As most web users know by now, there are good bots and bad bots crawling the web. The good bots perform useful functions — such as GoogleBot that indexes websites, and Pingdom’s bots that monitor website uptime, availability, and so on. The bad bots, on the other hand, commit a range of illegal activities such as ad fraud, card cracking, content scraping, and much more.
Until a few years ago, bot herders and nefarious players would simply use desktop-class computers as command and control centers to deploy their bots. Then came the IaaS (Infrastructure-as-a-Service) revolution, with internet giants such as Amazon Web Services (AWS) and Microsoft Azure providing affordable, easily deployable and scalable cloud services to anyone who needed them.
In short order, AWS data centers became the largest source of bad bots — to the extent that many webmasters were often (wrongly) advised to block all AWS IP address ranges. However, the increased prevalence of Secure Web Gateways (SWG), corporate data centers, web proxies, and VPNs means that substantial numbers of web users are using data centers as launchpads to the internet. Consequently, traffic from such users is routed through IP addresses allocated to data centers. This corroborates ShieldSquare’s research findings that show that 30 – 40% of traffic from data centers is indeed genuine (based on traffic visiting our customer base across over 70 countries). A recent study that we conducted on spoofed search engine crawlers attacking our customer base showed that Hetzner, a German ISP, hosted over twice the volume of spoofed crawlers as compared to AWS.
Clearly, blocking all data center traffic is a counterproductive approach. This poses a conundrum to webmasters who want to allow access to genuine users while blocking cloud-deployed bots from IP ranges known to be used by the biggest data center networks such as AWS and Azure. While nefarious parties do leverage data centers and anonymous proxies to carry out large-scale attacks, blocking all data center traffic could result also block large numbers of genuine visitors using data centers as internet gateways.
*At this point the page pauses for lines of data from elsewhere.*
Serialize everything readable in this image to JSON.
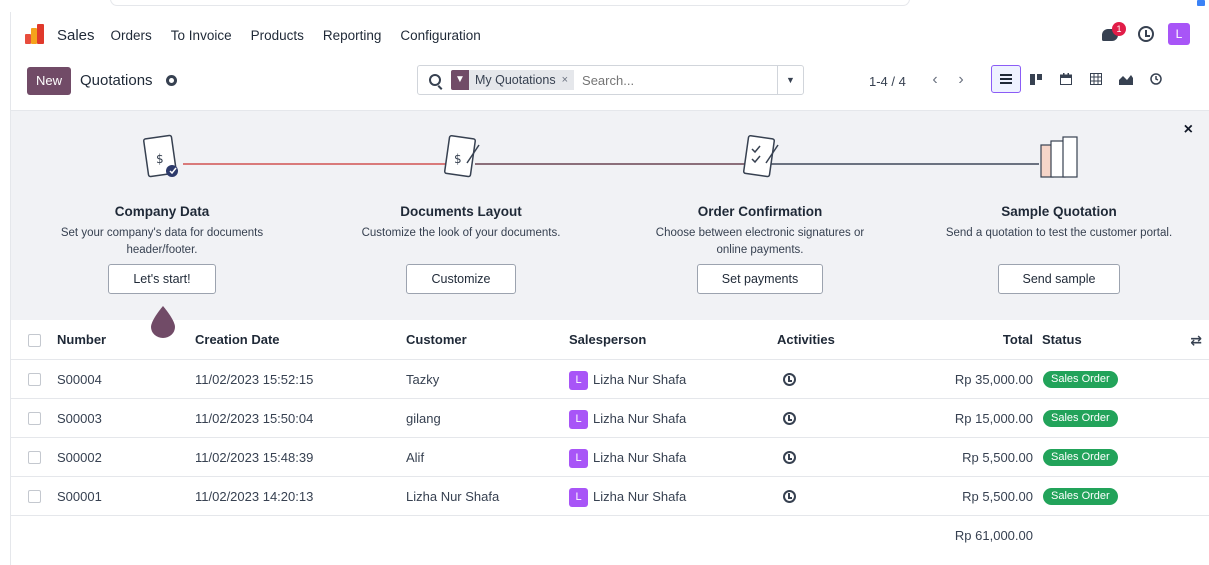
{
  "navbar": {
    "app_name": "Sales",
    "menu": [
      "Orders",
      "To Invoice",
      "Products",
      "Reporting",
      "Configuration"
    ],
    "chat_badge": "1",
    "user_initial": "L"
  },
  "control": {
    "new_label": "New",
    "title": "Quotations",
    "search": {
      "facet": "My Quotations",
      "facet_close": "×",
      "placeholder": "Search..."
    },
    "pager": "1-4 / 4",
    "views": [
      "list-view-icon",
      "kanban-view-icon",
      "calendar-view-icon",
      "pivot-view-icon",
      "graph-view-icon",
      "activity-view-icon"
    ]
  },
  "banner": {
    "close": "×",
    "steps": [
      {
        "title": "Company Data",
        "desc": "Set your company's data for documents header/footer.",
        "button": "Let's start!"
      },
      {
        "title": "Documents Layout",
        "desc": "Customize the look of your documents.",
        "button": "Customize"
      },
      {
        "title": "Order Confirmation",
        "desc": "Choose between electronic signatures or online payments.",
        "button": "Set payments"
      },
      {
        "title": "Sample Quotation",
        "desc": "Send a quotation to test the customer portal.",
        "button": "Send sample"
      }
    ]
  },
  "table": {
    "headers": {
      "number": "Number",
      "date": "Creation Date",
      "customer": "Customer",
      "salesperson": "Salesperson",
      "activities": "Activities",
      "total": "Total",
      "status": "Status"
    },
    "rows": [
      {
        "number": "S00004",
        "date": "11/02/2023 15:52:15",
        "customer": "Tazky",
        "sp_initial": "L",
        "salesperson": "Lizha Nur Shafa",
        "total": "Rp 35,000.00",
        "status": "Sales Order"
      },
      {
        "number": "S00003",
        "date": "11/02/2023 15:50:04",
        "customer": "gilang",
        "sp_initial": "L",
        "salesperson": "Lizha Nur Shafa",
        "total": "Rp 15,000.00",
        "status": "Sales Order"
      },
      {
        "number": "S00002",
        "date": "11/02/2023 15:48:39",
        "customer": "Alif",
        "sp_initial": "L",
        "salesperson": "Lizha Nur Shafa",
        "total": "Rp 5,500.00",
        "status": "Sales Order"
      },
      {
        "number": "S00001",
        "date": "11/02/2023 14:20:13",
        "customer": "Lizha Nur Shafa",
        "sp_initial": "L",
        "salesperson": "Lizha Nur Shafa",
        "total": "Rp 5,500.00",
        "status": "Sales Order"
      }
    ],
    "grand_total": "Rp 61,000.00"
  },
  "colors": {
    "brand": "#714b67",
    "status_green": "#22a35a",
    "avatar": "#a855f7"
  }
}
It’s certainly a challenge to detect and block the most sophisticated bots that can mimic human behavior and commit ‘low and slow’ attacks. While many bad bots do leverage data centers such as those from AWS, a significant fraction of them also use smartphones and PCs that have been infected with malware or compromised browsers, browser add-ons/ plugins, and apps. Also, the dynamic nature of IP address allocation means that simply blocking datacenter IPs is unwise, as an IP address that was allocated to a bot could be allocated to a genuine user a few minutes later.
Blocking data center traffic from AWS, Azure, and similar ISPs only ends up blocking many real visitors. A far better approach to preventing bot traffic would be to deploy a real-time bot mitigation solution that’s backed by Machine Learning technologies to detect the intent of visitors and accordingly take action. Web users are frustrated enough with having to solve CAPTCHAs and similar Turing tests just to prove that they’re not bots. However, as bot detection technology advances, the need to prove one’s humanity to access a website will hopefully soon become a relic of the past.